Lost in the malaise of Illini basketball's latest Headless Chicken routine, an important point demands attention: Meyers Leonard was fantastic against UNLV's big, butch, bearded front line.

From the opening bell, Meyers moved through the low-post with purpose. He set hard screens. Really hard. No Illini big man since ... actually, I can't remember an Illini big man setting so many great screens.

It appeared, at the beginning, that Illinois had a plan. That's when Meyers looked active and involved. Eventually they scrapped that plan, or forgot it. They played slow-ball and straight motion. Passing around the arc, dribbling and holding the ball evoked choruses of "BRUUUUCE!" from the stands. (At least I think that's what they were saying.) As possession after possession went nowhere, Illinois hoisted umpteen airballs, finishing at 25% on field goals.

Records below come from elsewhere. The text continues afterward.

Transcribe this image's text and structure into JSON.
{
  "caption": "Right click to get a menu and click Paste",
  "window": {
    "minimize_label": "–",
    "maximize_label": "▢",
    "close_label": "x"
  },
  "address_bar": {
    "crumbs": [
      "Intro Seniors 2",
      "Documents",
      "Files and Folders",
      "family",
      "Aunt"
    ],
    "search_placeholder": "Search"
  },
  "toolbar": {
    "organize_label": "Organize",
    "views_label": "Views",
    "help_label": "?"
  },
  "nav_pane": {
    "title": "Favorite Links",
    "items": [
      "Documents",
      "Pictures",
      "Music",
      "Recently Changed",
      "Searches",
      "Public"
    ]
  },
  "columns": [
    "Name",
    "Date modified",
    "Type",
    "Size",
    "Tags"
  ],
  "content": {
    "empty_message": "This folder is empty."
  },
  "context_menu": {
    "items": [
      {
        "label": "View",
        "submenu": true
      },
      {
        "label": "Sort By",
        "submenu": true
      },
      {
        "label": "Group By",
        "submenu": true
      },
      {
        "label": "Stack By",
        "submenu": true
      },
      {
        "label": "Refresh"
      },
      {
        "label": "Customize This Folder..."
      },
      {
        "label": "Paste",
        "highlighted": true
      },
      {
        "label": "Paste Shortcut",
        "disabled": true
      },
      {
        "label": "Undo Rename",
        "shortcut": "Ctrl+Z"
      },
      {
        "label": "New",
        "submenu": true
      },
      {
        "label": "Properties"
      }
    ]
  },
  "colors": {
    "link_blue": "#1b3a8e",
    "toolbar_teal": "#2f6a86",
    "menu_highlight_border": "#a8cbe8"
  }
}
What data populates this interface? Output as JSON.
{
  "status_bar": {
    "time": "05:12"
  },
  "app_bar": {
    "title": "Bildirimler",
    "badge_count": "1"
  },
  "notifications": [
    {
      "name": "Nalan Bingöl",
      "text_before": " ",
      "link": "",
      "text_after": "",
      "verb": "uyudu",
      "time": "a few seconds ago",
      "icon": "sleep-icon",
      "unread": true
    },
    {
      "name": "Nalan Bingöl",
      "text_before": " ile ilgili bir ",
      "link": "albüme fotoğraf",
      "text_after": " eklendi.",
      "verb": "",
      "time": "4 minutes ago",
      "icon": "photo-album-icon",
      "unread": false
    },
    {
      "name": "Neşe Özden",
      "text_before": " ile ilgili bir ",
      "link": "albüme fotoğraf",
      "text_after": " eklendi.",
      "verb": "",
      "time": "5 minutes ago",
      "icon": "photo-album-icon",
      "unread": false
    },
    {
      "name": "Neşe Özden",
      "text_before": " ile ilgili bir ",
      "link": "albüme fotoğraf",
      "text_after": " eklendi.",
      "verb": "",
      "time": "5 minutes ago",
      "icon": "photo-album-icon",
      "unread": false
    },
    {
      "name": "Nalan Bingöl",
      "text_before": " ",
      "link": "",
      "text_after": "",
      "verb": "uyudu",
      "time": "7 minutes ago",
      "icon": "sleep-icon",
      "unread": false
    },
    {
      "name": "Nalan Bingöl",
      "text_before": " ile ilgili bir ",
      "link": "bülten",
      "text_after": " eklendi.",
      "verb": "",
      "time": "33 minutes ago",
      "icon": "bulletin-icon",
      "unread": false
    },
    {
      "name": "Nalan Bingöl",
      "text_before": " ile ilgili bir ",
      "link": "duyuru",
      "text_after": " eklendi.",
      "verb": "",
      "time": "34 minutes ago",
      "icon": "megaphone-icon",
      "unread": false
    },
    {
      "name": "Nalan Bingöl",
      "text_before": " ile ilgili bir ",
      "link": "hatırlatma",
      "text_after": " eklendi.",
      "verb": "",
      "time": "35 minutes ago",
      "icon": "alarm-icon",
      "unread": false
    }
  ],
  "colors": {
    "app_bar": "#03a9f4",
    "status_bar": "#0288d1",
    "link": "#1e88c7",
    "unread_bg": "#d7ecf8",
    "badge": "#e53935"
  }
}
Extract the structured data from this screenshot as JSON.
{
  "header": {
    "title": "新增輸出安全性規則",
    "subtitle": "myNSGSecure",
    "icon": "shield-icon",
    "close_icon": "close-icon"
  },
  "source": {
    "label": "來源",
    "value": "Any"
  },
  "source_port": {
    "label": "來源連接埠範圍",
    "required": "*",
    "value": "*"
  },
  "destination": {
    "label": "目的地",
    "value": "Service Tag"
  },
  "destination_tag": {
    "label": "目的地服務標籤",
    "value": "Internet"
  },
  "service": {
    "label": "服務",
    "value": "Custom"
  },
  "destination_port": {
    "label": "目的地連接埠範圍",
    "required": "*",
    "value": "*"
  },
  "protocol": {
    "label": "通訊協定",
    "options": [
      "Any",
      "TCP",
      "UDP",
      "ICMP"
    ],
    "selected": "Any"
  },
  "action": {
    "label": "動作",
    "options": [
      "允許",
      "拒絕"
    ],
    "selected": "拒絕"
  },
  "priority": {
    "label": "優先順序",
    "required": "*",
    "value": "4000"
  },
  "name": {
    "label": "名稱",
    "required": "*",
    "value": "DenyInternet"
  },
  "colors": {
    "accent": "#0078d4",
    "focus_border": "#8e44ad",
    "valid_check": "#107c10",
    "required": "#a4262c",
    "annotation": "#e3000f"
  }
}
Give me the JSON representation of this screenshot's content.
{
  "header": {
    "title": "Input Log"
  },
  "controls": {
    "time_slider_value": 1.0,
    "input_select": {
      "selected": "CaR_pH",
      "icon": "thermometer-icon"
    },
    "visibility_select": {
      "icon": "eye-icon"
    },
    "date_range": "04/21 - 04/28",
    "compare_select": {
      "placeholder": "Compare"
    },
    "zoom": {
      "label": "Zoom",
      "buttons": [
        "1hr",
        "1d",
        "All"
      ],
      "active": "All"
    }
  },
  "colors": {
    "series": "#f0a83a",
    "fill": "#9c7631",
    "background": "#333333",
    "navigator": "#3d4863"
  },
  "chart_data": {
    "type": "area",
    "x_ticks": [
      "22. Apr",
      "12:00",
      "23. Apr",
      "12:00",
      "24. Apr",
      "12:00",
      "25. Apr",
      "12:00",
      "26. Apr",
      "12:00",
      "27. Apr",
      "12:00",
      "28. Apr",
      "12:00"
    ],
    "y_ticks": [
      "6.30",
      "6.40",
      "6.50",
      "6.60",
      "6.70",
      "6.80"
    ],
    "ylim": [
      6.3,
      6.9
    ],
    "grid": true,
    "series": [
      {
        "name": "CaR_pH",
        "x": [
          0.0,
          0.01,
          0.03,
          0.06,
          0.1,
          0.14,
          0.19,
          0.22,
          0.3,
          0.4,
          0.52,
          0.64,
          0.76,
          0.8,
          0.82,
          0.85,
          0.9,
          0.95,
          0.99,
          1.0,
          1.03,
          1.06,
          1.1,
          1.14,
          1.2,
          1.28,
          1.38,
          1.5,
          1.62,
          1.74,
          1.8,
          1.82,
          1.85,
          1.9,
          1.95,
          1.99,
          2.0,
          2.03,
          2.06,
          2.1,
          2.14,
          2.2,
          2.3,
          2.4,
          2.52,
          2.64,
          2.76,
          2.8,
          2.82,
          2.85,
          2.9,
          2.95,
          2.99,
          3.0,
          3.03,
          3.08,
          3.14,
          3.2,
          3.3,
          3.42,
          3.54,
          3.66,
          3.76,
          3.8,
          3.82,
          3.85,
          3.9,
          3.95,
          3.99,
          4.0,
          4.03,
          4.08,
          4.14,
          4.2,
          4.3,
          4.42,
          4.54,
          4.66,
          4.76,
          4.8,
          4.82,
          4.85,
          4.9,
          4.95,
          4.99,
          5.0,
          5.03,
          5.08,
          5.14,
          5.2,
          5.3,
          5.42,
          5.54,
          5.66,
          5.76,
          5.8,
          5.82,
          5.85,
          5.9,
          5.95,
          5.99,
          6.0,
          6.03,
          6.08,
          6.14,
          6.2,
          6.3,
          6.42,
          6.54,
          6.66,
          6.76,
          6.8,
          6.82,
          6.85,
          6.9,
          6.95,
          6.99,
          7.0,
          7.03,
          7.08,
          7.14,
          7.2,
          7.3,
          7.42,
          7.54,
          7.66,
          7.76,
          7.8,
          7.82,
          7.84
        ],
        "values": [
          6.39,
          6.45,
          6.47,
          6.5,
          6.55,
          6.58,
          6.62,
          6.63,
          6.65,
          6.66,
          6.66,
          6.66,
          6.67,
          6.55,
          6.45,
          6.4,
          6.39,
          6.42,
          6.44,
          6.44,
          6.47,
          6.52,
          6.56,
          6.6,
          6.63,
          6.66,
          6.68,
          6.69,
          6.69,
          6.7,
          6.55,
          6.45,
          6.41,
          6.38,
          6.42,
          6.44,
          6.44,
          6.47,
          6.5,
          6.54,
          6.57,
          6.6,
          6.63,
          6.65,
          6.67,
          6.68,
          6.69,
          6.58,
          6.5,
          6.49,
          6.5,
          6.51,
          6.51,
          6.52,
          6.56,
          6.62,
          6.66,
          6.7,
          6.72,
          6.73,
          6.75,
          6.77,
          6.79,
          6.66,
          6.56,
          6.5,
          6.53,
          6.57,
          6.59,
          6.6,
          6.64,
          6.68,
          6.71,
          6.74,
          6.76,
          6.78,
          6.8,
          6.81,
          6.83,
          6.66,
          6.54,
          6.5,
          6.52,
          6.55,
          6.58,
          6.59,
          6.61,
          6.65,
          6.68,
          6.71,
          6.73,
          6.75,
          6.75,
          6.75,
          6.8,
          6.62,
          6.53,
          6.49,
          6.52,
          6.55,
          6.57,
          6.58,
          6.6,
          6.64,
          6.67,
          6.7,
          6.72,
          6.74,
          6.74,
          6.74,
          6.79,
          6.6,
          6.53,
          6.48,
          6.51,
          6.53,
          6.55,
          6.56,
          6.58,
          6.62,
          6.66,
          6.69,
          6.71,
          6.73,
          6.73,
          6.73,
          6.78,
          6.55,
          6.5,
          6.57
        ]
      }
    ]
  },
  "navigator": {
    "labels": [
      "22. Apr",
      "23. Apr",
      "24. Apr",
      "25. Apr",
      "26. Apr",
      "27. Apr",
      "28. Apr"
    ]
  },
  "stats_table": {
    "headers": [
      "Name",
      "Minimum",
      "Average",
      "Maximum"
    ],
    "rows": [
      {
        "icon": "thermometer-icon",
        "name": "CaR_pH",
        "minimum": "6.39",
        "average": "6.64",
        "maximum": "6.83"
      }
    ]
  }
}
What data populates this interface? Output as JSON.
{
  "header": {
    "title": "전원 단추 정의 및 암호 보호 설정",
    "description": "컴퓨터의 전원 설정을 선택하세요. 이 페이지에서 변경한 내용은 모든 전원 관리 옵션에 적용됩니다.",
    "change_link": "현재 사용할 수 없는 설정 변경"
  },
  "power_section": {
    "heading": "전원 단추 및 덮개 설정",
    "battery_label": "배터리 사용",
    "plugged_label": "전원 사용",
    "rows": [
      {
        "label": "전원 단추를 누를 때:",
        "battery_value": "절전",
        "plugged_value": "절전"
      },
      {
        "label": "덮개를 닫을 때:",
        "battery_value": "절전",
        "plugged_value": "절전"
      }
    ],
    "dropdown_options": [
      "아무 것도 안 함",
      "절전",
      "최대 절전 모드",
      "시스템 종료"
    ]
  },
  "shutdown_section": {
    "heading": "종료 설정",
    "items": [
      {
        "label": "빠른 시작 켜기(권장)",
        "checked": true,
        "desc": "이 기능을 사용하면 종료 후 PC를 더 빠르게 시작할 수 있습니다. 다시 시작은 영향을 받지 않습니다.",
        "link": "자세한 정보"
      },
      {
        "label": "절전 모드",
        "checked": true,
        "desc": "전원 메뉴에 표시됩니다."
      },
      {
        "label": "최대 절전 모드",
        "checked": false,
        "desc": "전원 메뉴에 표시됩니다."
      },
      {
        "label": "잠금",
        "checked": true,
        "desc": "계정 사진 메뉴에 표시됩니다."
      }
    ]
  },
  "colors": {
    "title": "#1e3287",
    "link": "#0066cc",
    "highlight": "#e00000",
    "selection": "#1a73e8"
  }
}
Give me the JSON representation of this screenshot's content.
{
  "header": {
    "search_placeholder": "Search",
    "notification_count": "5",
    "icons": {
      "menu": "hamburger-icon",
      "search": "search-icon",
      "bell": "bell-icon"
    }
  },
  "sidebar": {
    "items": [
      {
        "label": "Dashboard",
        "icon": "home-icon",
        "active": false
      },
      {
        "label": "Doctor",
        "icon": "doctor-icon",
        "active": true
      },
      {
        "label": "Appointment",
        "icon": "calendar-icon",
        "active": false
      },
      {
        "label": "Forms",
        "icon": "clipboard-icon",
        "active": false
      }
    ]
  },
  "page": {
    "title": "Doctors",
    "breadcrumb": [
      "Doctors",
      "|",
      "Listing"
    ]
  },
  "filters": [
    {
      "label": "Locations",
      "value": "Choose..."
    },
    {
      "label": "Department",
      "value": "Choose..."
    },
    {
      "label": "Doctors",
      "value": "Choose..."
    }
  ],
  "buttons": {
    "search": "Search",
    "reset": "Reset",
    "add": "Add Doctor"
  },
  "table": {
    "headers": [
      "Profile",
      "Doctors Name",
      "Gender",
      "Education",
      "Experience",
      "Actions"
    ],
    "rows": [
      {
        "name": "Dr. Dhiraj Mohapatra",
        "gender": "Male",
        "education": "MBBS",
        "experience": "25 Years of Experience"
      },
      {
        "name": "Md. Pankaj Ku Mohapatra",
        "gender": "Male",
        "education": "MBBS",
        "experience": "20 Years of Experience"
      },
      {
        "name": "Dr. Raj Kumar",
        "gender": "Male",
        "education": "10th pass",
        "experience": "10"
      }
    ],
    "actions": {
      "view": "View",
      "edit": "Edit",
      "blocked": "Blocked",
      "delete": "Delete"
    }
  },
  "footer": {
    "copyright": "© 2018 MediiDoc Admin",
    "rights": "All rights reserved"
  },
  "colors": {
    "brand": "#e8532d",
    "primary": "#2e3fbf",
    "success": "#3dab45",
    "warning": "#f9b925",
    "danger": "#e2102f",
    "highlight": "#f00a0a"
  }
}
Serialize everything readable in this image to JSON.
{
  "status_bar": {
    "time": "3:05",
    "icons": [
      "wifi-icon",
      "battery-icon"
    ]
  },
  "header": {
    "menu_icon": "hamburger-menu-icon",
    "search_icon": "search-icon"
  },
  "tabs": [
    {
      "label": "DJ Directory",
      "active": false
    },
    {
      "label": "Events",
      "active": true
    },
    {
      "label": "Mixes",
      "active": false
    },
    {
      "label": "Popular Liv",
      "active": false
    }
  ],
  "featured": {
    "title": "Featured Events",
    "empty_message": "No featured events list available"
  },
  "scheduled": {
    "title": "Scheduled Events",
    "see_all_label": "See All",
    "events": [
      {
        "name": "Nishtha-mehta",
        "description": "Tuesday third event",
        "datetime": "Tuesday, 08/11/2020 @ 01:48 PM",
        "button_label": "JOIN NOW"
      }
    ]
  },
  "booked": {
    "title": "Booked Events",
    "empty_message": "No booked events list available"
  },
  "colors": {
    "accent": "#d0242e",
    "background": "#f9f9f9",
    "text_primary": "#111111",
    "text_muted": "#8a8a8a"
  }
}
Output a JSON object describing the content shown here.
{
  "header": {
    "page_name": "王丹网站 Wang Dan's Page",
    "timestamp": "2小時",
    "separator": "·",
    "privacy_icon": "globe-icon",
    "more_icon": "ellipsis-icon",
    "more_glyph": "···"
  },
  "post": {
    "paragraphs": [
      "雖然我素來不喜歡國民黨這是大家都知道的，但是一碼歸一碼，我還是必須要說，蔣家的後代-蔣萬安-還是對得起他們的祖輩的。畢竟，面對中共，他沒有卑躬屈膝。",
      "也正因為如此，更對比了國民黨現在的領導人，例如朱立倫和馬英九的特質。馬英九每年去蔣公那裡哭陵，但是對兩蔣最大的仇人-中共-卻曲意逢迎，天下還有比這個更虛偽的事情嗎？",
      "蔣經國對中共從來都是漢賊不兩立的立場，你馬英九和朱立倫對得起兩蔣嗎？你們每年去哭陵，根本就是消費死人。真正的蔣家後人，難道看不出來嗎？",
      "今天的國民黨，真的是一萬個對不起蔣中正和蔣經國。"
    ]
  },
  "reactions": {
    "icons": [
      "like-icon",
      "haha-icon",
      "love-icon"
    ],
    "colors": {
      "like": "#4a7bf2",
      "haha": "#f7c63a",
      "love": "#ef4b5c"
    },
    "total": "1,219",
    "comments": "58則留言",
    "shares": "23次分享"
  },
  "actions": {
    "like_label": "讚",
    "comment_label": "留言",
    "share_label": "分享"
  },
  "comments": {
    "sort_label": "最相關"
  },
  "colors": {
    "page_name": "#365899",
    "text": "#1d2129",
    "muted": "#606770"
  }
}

Eventually Meyers wore down, but that's to be expected. He got no help in battling the bigs. His flashy passes found jump shooters, but the jump shooters couldn't find the basket. He didn't get many clear looks at the basket himself, but watched Rebel bigs laying the ball in unchallenged, mostly in transition.

But don't lose sight of how good Meyers was at the opening. If he'd had a Nehemiah Ingram (or even an Abe Djimde?) blocking for him; if Illini guards had demonstrated any offensive threat; the slaughter could've gone the other way.

RECRUITS IN DA HOUSE

DeLaSalle's Gavin Schilling and Alex Foster sat behind Kenny Battle and Kenny Battle Jr., just behind the Illini bench. Behind the scorer's table sat another tandem of bigs, Cliff Alexander and Detalion Jackson from Chicago Curie.

NCAA RULES ARE STUPID, IN CASE YOU HADN'T HEARD

Michael Orris, mom Lisa and sister Lauren will not likely complain about their seats for Saturday's game. The front row at United Center is far better, for visibility purposes, than the front row at the Assembly Hall.

But an Orris neighbor had an extra seat in his skybox. That neighbor is Bob Falato, a member of the U of I committee that selected Mike Thomas as new Athletic Director. Orris says he's known Falato since he was about 5 years old.

Most people would not think twice about visiting a skybox at a pro sports arena, and perhaps even enjoying a few thousand calories of hospitality. But because Michael Orris is an Illini basketball recruit, Falato stopped mid-invitation. Representatives of the University of Illinois, and even boosters, are not allowed to convey fun of calculable value to prospective student athletes.

At halftime, Michael shared his thoughts on the game, and his senior season at Crete-Monee.